 The importance of extra-role behavior in achieving competitive advantage is well made in Organ, D. W., Podsakoff, P. M., and MacKenzie, S. B., (2006). Organizational Citizenship Behavior: Its Nature, Antecedents, and Consequences. Thousand Oaks, CA: Sage Publications.
 Covenantal leadership is well explained by Moses Pava, who introduced that leadership perspective in Pava, M., (2003). Leading with Meaning: Using Covenantal Leadership to Build a Better Organization. New York: Palgrave Macmillan.
 The learning organization and the role of constant learning is presented effectively in Senge, P. M., (2006). The Fifth Discipline: The Art and Practice of the Learning Organization. New York: Doubleday.
 Chang, S. J., (2008). Sony vs. Samsung: The Inside Story of the Electronic Giants’ Battle for Global Supremacy. Singapore: John Wiley & Sons, p. 26.
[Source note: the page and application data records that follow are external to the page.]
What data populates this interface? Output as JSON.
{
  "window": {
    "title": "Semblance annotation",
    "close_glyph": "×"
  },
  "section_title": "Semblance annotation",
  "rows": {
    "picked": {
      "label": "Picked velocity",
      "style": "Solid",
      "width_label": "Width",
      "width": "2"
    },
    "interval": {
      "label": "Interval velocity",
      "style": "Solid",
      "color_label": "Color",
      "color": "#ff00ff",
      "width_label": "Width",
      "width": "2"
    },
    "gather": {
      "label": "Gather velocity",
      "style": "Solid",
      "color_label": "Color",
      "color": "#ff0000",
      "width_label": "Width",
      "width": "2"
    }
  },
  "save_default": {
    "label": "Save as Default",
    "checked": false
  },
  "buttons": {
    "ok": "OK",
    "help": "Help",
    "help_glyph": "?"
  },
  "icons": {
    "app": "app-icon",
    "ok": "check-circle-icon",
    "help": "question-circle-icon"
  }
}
 Nathan, J. (2001). Sony: A Private Life. New York: Mariner Publications.
 Christensen, C. M., (2011). The Innovator’s Dilemma: The Revolutionary Book that Will Change the Way that You Do Business. Boston, MA: Harvard Business School Press.
 DePree, M., (2004). Leadership is an Art. New York: Doubleday.
 Caldwell, C., (2012). op. cit.
 DePree’s achievements have been well chronicled at http://depree.org/max-de-pree/
 DePree, M., (2004). op. cit., p. 11.
 This research has been well documented by Cameron, K. S., (2012). Positive Leadership: Strategies for Extraordinary Performance. San Francisco, CA: Berrett-Koehler.
 Compare that same message in Quinn, R. E., (1996). Deep Change: Discovering the Leader Within. San Francisco: Jossey-Bass,
 Caldwell, C. et al., (2012), op. cit., pp. 181-183.
 Deming, W. E., (2000), op. cit., p. 126.
 Quinn, R. E., (2005). “Moments of Greatness.” Harvard Business Review, Vol. 83, Iss. 7/8, pp. 74-83.
 Caldwell, C. et al., (2012), op. cit.
 Caldwell, C. (2012). op. cit.